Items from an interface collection

- - - - -

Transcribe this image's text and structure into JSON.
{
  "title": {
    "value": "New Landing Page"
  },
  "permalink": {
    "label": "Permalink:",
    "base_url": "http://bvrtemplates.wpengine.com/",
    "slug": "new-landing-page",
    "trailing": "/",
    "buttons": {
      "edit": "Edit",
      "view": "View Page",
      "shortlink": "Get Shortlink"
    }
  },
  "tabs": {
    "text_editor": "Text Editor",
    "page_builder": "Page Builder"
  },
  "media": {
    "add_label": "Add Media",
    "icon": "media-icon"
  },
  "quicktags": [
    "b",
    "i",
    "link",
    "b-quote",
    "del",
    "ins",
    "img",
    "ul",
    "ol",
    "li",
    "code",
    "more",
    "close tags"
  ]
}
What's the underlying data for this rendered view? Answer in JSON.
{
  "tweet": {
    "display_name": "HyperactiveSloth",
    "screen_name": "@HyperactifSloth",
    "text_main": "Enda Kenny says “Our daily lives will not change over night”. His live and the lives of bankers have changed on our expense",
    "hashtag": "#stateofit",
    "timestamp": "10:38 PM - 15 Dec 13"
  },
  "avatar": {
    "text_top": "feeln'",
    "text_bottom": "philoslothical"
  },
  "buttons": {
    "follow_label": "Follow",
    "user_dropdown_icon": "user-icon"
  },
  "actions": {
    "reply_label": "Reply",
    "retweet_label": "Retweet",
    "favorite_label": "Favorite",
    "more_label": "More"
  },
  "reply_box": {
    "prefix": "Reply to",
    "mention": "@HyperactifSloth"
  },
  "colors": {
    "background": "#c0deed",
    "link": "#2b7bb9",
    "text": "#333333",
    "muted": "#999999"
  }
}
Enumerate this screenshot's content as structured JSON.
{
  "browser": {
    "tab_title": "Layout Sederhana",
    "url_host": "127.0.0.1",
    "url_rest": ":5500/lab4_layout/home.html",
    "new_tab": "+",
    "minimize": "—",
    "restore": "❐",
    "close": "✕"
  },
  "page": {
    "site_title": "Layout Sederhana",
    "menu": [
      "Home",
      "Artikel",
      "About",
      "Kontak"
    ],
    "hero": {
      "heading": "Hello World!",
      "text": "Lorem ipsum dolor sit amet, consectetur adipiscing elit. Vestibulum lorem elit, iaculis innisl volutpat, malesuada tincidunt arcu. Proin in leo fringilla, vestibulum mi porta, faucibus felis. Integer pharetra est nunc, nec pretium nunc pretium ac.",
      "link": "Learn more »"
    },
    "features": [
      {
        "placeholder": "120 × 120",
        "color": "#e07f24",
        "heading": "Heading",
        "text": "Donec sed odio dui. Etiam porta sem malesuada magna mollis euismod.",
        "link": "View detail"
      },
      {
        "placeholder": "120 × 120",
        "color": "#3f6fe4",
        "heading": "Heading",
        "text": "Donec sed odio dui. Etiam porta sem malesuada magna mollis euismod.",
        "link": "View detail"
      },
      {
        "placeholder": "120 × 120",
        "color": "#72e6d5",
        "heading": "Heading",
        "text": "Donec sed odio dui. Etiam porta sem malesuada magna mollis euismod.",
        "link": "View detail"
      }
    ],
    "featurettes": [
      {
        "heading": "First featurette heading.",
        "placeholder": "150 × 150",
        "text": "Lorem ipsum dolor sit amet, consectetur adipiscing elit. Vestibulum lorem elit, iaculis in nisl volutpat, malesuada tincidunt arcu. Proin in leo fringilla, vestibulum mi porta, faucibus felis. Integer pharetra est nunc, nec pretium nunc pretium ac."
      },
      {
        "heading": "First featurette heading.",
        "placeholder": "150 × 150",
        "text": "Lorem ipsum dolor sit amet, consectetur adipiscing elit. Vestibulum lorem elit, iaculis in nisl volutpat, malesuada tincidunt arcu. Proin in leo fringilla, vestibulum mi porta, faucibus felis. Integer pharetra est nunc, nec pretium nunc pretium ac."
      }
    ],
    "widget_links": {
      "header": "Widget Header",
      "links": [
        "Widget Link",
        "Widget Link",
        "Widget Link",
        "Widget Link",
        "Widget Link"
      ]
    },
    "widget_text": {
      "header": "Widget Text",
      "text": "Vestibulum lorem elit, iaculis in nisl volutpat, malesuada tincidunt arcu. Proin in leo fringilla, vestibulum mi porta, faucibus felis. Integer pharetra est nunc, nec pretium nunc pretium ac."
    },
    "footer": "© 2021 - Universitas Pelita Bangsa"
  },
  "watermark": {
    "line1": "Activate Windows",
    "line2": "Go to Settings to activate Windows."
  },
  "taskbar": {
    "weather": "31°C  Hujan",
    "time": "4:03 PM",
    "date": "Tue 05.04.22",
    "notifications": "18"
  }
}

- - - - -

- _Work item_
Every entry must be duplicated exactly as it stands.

- _Finished exercise_
Transcribe this image's text and structure into JSON.
{
  "title": {
    "value": "New Landing Page"
  },
  "permalink": {
    "label": "Permalink:",
    "base_url": "http://bvrtemplates.wpengine.com/",
    "slug": "new-landing-page",
    "trailing": "/",
    "buttons": {
      "edit": "Edit",
      "view": "View Page",
      "shortlink": "Get Shortlink"
    }
  },
  "tabs": {
    "text_editor": "Text Editor",
    "page_builder": "Page Builder"
  },
  "media": {
    "add_label": "Add Media",
    "icon": "media-icon"
  },
  "quicktags": [
    "b",
    "i",
    "link",
    "b-quote",
    "del",
    "ins",
    "img",
    "ul",
    "ol",
    "li",
    "code",
    "more",
    "close tags"
  ]
}
What's the underlying data for this rendered view? Answer in JSON.
{
  "tweet": {
    "display_name": "HyperactiveSloth",
    "screen_name": "@HyperactifSloth",
    "text_main": "Enda Kenny says “Our daily lives will not change over night”. His live and the lives of bankers have changed on our expense",
    "hashtag": "#stateofit",
    "timestamp": "10:38 PM - 15 Dec 13"
  },
  "avatar": {
    "text_top": "feeln'",
    "text_bottom": "philoslothical"
  },
  "buttons": {
    "follow_label": "Follow",
    "user_dropdown_icon": "user-icon"
  },
  "actions": {
    "reply_label": "Reply",
    "retweet_label": "Retweet",
    "favorite_label": "Favorite",
    "more_label": "More"
  },
  "reply_box": {
    "prefix": "Reply to",
    "mention": "@HyperactifSloth"
  },
  "colors": {
    "background": "#c0deed",
    "link": "#2b7bb9",
    "text": "#333333",
    "muted": "#999999"
  }
}
Enumerate this screenshot's content as structured JSON.
{
  "browser": {
    "tab_title": "Layout Sederhana",
    "url_host": "127.0.0.1",
    "url_rest": ":5500/lab4_layout/home.html",
    "new_tab": "+",
    "minimize": "—",
    "restore": "❐",
    "close": "✕"
  },
  "page": {
    "site_title": "Layout Sederhana",
    "menu": [
      "Home",
      "Artikel",
      "About",
      "Kontak"
    ],
    "hero": {
      "heading": "Hello World!",
      "text": "Lorem ipsum dolor sit amet, consectetur adipiscing elit. Vestibulum lorem elit, iaculis innisl volutpat, malesuada tincidunt arcu. Proin in leo fringilla, vestibulum mi porta, faucibus felis. Integer pharetra est nunc, nec pretium nunc pretium ac.",
      "link": "Learn more »"
    },
    "features": [
      {
        "placeholder": "120 × 120",
        "color": "#e07f24",
        "heading": "Heading",
        "text": "Donec sed odio dui. Etiam porta sem malesuada magna mollis euismod.",
        "link": "View detail"
      },
      {
        "placeholder": "120 × 120",
        "color": "#3f6fe4",
        "heading": "Heading",
        "text": "Donec sed odio dui. Etiam porta sem malesuada magna mollis euismod.",
        "link": "View detail"
      },
      {
        "placeholder": "120 × 120",
        "color": "#72e6d5",
        "heading": "Heading",
        "text": "Donec sed odio dui. Etiam porta sem malesuada magna mollis euismod.",
        "link": "View detail"
      }
    ],
    "featurettes": [
      {
        "heading": "First featurette heading.",
        "placeholder": "150 × 150",
        "text": "Lorem ipsum dolor sit amet, consectetur adipiscing elit. Vestibulum lorem elit, iaculis in nisl volutpat, malesuada tincidunt arcu. Proin in leo fringilla, vestibulum mi porta, faucibus felis. Integer pharetra est nunc, nec pretium nunc pretium ac."
      },
      {
        "heading": "First featurette heading.",
        "placeholder": "150 × 150",
        "text": "Lorem ipsum dolor sit amet, consectetur adipiscing elit. Vestibulum lorem elit, iaculis in nisl volutpat, malesuada tincidunt arcu. Proin in leo fringilla, vestibulum mi porta, faucibus felis. Integer pharetra est nunc, nec pretium nunc pretium ac."
      }
    ],
    "widget_links": {
      "header": "Widget Header",
      "links": [
        "Widget Link",
        "Widget Link",
        "Widget Link",
        "Widget Link",
        "Widget Link"
      ]
    },
    "widget_text": {
      "header": "Widget Text",
      "text": "Vestibulum lorem elit, iaculis in nisl volutpat, malesuada tincidunt arcu. Proin in leo fringilla, vestibulum mi porta, faucibus felis. Integer pharetra est nunc, nec pretium nunc pretium ac."
    },
    "footer": "© 2021 - Universitas Pelita Bangsa"
  },
  "watermark": {
    "line1": "Activate Windows",
    "line2": "Go to Settings to activate Windows."
  },
  "taskbar": {
    "weather": "31°C  Hujan",
    "time": "4:03 PM",
    "date": "Tue 05.04.22",
    "notifications": "18"
  }
}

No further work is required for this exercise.